Love is great.
July 2012. I was in my summer dorm bored out of my mind when a friend told me to check out this book called Divergent. I read it in one sitting. And then I had to read the sequel. I read that in one setting as well. THE SAME NIGHT. These books were everywhere. They came out at the peak of the dystopia era. And yet, when I finished the books, I was not satisfied. In the end, the film series never really panned out. But this is what I learned:
Even if you are writing a book that just happens to fit a trend, you need to mail the landing.
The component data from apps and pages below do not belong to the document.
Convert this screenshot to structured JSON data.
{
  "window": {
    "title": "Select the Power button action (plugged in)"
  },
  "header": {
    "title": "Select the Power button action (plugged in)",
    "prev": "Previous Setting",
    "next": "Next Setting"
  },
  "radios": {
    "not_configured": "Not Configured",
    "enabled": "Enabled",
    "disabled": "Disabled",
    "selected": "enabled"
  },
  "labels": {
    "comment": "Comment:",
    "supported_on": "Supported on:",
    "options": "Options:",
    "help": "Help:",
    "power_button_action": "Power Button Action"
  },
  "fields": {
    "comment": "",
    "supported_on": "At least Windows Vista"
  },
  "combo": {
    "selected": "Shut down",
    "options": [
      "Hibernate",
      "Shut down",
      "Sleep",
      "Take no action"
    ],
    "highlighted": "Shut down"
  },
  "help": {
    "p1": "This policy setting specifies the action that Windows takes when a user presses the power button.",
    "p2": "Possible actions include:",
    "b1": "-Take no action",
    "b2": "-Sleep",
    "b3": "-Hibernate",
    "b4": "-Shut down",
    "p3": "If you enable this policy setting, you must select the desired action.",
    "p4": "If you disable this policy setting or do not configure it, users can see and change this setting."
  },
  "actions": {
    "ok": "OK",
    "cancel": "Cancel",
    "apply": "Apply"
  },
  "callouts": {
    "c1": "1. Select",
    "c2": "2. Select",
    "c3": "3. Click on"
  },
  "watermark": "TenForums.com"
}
If you know me well enough, you know that John Green means the world to me. I’ve been a Nerdfighter since July 2010 after Sarah Dessen mentioned his newest book, Paper Towns. I fell in love with his writing and his words. It just so happened that in 2011 he did a series of livestreams where he was doing his infamous J-scribbles. That’s because he said that all preorders would be signed. But then his editor went, “John, how can we do that? It’s going to have to be the first printing.” And so the legend of the J-scribble began. I have many editions of The Fault in Our Stars. It was the first book of John’s to get adapted and I felt so proud because of what had happened with Looking for Alaska at that time. It was stuck on developmental hell and John had no idea if it would be adapted. Since the TFIOS film, all of John’s solo books have been adapted, as well as Let it Snow. Only An Abundance of Katherines has not been adapted. To cap it off, both John and Hank have done so much good in the world thanks to Nerdfighteria and their Project 4 Awesome. Here’s what I learned from John:
Your stories matter, they are important. DFTBA.
I hope you enjoyed learning what I learned from some of my favorite authors. Like they always say at my hometown, DFTBA. Let me know if you learned anything as well.
Briana Michelle Meyer currently lives in Wisconsin after living in South Korea for 6 years. Right now she is working on a YA murder mystery. She would like to remind you that the reboot of Criminal Minds, Criminal Minds Evolution is out November 24 on Paramount+.